Source records:
+ + +

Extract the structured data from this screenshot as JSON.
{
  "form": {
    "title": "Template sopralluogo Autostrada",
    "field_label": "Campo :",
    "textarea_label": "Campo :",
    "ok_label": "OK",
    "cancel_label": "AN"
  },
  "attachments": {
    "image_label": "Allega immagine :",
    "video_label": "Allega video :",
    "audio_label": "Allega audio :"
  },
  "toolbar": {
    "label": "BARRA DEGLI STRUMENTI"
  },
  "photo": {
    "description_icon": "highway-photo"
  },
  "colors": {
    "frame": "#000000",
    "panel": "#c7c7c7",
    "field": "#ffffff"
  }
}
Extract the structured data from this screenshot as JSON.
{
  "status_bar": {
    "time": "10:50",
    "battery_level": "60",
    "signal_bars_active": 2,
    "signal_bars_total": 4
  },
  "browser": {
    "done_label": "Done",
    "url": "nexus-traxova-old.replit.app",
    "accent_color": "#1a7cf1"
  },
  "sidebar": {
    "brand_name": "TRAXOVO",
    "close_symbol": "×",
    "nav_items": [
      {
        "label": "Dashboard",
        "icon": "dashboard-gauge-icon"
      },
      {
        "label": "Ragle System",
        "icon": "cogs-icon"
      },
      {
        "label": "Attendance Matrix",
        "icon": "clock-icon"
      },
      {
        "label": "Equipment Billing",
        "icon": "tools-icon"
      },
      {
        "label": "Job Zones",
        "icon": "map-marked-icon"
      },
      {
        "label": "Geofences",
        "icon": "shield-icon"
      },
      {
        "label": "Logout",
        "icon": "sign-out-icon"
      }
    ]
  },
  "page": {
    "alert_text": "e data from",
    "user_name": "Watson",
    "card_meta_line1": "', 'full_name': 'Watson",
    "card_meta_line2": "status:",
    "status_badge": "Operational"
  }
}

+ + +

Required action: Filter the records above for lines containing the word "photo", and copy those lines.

The answer:
  "photo": {
    "description_icon": "highway-photo"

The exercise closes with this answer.